Friday, April 29, 2011


Definition: (from
1. also called dishcloth gourd, rag gourd
a. any of several tropical vines of the genus Luffa, of the gourd family, bearing large, elongated fruit
b. the fruit of such a vine
2. also called vegetable sponge. the dried, fibrous interior of this fruit, used as a sponge

"My favorite part of the bath and body section in the drugstore is all the colorful loofahs!"
"Natural loofahs come from the luffa plant. Some people eat it too so they are clean inside and out!"

Origin: (from
"1887, from Egyptian Arabic lufah, the name of the plant (Luffa Ʀgyptiaca) with fibrous pods from which flesh-brushes are made."

Awkwardness rating: 5

A small section of the loofah rainbow. (

Tuesday, April 12, 2011


Suggested by Kristen P.

Definition: (from
1. any of various plants belonging to the genus Anemone, of the buttercup family, having petal like sepals and including several wild species with white flowers as well as others cultivated for their showy flowers in a variety of colors
2. sea anemone (any sedentary marine animal of the phylum Coelenterata, having a columnar body and one or more circles of tentacles surrounding the mouth)

Examples: (from Disney/Pixar's Finding Nemo)
"...and the sea cucumber turns to the mollusk and says, 'With fronds like these, who needs anemones?'"
"All new explorers must answer a science question. You live in what kind of home?" "An anemonemone. Amnemonemomne." "That's okay kid, don't hurt yourself."

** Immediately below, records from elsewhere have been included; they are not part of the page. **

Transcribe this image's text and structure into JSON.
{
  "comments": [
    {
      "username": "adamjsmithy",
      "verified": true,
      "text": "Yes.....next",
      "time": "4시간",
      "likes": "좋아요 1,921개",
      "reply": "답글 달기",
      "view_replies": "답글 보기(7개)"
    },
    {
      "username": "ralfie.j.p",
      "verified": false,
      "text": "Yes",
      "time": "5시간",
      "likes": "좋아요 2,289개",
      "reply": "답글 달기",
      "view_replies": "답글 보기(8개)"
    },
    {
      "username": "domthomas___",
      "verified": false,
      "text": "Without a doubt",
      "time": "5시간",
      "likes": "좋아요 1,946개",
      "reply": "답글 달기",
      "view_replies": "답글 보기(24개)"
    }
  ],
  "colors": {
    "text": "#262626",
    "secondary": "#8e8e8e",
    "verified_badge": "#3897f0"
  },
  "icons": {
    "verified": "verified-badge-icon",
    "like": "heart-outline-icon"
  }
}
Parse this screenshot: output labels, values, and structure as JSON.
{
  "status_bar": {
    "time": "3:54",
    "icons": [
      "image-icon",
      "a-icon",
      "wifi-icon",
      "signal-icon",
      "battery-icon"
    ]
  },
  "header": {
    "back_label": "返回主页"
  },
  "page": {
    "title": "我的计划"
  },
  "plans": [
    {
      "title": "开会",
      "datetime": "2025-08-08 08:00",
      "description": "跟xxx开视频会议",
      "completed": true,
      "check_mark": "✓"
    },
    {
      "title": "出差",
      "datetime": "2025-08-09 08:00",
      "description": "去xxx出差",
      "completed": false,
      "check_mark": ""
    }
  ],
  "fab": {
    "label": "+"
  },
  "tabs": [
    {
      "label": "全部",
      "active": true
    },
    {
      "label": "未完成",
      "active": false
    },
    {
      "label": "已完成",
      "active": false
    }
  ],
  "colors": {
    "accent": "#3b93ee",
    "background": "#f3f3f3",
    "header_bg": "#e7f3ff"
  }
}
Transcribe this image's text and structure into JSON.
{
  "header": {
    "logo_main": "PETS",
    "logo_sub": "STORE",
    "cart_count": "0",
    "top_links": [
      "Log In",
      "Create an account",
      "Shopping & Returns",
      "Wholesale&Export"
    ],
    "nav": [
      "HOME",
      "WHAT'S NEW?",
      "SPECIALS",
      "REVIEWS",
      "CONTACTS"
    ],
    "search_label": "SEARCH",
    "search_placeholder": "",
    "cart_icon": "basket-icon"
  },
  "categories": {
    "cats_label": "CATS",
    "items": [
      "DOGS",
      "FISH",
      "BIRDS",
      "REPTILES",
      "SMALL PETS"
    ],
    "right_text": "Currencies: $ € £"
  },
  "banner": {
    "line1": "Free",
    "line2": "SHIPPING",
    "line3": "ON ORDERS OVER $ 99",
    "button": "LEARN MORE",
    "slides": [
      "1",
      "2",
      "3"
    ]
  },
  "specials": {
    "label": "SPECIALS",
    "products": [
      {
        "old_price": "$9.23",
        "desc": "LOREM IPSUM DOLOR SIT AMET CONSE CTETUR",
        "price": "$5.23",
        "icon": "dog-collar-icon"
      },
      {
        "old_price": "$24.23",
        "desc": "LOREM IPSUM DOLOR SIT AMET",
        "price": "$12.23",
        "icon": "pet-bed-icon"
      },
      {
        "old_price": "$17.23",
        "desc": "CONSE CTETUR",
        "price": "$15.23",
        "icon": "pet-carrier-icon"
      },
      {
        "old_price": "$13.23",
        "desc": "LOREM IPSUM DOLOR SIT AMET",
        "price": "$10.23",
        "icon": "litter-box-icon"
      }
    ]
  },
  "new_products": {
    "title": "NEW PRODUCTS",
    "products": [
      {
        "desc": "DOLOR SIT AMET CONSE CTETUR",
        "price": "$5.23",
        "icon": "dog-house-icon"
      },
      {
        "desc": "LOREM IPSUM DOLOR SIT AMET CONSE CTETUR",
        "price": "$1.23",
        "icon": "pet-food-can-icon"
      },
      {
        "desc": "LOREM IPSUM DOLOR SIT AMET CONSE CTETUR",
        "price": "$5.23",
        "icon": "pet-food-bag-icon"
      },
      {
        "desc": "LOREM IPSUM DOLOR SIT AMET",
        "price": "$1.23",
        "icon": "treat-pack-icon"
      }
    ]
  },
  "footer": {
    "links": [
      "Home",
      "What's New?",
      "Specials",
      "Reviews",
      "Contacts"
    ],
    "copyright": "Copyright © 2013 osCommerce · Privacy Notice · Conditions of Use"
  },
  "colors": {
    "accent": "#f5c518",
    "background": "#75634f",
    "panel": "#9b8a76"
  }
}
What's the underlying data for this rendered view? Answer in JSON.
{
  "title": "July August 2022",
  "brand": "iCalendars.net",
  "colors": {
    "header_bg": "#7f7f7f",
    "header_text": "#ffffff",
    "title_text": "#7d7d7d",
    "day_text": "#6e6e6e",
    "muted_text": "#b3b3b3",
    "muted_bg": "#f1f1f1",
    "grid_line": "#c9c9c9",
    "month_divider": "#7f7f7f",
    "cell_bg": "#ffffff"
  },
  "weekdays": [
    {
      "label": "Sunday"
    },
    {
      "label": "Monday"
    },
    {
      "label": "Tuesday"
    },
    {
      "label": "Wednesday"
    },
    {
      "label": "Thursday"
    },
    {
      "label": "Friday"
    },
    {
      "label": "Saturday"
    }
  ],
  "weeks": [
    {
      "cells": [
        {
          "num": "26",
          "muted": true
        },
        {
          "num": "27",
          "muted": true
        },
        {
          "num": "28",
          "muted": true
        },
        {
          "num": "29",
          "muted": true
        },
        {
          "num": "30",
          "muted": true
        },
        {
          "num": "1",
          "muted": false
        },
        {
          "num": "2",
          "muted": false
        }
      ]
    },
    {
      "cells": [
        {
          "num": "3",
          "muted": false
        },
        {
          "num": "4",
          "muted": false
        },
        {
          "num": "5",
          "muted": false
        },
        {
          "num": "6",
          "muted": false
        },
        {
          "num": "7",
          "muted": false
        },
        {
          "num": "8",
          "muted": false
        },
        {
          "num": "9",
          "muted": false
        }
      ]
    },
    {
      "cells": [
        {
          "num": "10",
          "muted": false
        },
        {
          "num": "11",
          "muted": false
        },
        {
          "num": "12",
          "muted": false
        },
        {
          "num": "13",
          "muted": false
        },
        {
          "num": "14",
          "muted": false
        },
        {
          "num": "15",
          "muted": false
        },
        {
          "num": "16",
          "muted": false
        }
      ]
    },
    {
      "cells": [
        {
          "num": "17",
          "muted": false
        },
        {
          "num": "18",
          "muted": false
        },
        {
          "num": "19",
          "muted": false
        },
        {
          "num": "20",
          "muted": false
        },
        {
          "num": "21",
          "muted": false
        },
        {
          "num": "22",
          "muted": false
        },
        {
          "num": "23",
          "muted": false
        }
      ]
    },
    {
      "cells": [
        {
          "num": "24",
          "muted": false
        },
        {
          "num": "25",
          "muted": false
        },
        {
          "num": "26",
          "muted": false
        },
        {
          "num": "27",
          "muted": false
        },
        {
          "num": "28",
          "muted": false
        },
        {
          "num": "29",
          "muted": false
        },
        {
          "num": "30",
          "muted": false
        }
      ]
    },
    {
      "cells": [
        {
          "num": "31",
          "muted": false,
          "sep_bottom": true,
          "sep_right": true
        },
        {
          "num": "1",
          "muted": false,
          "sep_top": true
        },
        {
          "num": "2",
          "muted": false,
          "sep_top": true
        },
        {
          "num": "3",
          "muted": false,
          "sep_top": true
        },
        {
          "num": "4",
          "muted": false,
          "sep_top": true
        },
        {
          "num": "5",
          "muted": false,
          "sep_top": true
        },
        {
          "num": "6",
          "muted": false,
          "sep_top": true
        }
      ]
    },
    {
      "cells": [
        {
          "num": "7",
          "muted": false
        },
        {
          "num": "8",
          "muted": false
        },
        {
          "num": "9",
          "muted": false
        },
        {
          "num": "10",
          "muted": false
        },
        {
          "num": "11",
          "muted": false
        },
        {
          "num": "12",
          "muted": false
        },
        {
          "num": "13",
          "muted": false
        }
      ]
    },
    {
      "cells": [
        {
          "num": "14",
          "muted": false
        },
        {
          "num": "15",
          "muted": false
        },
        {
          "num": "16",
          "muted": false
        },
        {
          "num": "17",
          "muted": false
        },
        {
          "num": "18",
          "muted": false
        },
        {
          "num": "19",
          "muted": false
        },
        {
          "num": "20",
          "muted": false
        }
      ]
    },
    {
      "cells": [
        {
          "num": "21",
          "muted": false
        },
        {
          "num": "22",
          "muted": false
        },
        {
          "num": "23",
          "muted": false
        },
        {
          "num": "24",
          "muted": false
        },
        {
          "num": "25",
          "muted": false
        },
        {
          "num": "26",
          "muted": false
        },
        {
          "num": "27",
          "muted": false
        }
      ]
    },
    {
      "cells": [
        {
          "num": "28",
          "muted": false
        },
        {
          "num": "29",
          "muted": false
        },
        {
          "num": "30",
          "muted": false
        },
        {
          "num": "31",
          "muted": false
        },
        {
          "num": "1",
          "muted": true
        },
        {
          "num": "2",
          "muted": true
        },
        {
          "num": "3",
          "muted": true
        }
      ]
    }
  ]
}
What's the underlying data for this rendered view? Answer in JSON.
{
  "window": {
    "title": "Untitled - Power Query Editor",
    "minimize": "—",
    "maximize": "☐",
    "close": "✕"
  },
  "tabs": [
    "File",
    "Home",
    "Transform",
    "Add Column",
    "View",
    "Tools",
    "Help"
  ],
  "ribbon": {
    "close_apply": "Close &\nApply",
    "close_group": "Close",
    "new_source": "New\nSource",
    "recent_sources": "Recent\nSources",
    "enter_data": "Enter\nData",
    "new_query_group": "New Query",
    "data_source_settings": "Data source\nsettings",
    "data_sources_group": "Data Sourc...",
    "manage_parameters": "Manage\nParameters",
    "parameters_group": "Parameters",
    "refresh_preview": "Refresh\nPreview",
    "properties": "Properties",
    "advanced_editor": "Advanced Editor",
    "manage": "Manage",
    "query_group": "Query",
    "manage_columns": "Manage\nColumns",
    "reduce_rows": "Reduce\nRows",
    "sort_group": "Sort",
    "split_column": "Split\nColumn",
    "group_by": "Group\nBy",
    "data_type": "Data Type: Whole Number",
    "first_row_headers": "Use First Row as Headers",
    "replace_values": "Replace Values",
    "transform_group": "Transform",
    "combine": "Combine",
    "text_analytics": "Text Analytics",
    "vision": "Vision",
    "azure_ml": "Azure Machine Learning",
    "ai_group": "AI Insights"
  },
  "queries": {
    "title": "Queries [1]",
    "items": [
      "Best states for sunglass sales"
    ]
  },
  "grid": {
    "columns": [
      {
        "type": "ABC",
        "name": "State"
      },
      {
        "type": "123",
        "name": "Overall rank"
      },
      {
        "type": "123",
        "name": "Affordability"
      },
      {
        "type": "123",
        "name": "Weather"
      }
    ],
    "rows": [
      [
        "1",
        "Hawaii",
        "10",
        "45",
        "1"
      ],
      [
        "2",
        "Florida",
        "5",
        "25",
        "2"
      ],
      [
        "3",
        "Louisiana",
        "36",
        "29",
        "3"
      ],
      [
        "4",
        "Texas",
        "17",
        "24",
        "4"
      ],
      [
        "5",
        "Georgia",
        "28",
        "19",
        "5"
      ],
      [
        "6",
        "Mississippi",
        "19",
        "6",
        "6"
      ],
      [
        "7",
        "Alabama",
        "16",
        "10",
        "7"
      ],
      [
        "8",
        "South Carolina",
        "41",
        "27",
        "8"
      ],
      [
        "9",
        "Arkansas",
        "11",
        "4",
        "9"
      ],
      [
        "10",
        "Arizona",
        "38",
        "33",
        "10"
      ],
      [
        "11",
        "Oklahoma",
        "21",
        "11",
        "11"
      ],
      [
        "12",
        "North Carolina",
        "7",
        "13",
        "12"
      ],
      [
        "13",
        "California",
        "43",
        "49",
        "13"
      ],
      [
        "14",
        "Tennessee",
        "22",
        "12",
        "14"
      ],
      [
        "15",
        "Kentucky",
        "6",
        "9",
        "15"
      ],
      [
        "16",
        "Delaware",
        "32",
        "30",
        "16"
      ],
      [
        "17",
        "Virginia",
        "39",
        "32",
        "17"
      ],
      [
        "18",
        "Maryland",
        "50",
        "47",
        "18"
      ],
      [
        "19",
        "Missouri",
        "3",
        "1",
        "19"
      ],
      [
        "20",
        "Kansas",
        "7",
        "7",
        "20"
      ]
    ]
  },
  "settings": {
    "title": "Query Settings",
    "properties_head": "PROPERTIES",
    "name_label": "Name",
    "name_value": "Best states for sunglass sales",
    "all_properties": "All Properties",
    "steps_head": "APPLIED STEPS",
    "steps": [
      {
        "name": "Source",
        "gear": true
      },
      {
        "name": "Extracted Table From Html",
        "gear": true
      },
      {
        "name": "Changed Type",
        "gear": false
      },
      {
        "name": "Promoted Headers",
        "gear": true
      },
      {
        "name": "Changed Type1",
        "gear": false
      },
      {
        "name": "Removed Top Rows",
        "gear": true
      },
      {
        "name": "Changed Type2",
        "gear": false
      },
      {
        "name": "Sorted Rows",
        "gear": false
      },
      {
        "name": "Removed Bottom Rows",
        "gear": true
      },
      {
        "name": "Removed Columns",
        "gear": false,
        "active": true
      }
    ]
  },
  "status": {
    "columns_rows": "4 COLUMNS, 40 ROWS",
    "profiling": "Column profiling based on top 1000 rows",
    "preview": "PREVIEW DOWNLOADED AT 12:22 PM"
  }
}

Origin: (from
"flowering plant genus, 1550s, from Middle French anemone (16c.) and directly from Latin anemone, from Greek anemone 'wind flower,' literally 'daughter of the wind,' from anemos 'wind' (cognate with Latin anima; see animus) + -one feminine patronymic suffix. According to Asa Gray, so called because it was thought to open only when the wind blows. Klein suggests the flower name perhaps originally is from Hebrew (cf. na'aman, in nit'e na'amanim, literally 'plants of pleasantness,' in Is. xvii:10, from na'em 'was pleasant'). Applied to a type of sea creature (sea anemone) from 1773."

Awkwardness rating: 3

Nemo and his "anemonemone." (

Tuesday, April 5, 2011


Definition: (from
1. chiefly British informal. a fuss; commotion

"There was a big kerfuffle in school today!" "How did a bird get inside the school?"
"There was a keruffle in the grocery store over the last jar of pickles."

Origin: (from
"'row, disturbance,' c.1930, first in Canadian English, ultimately from Scot. curfuffle."

Awkwardness rating: 8

A kerfuffle sounds more like a bird's name than a commotion. (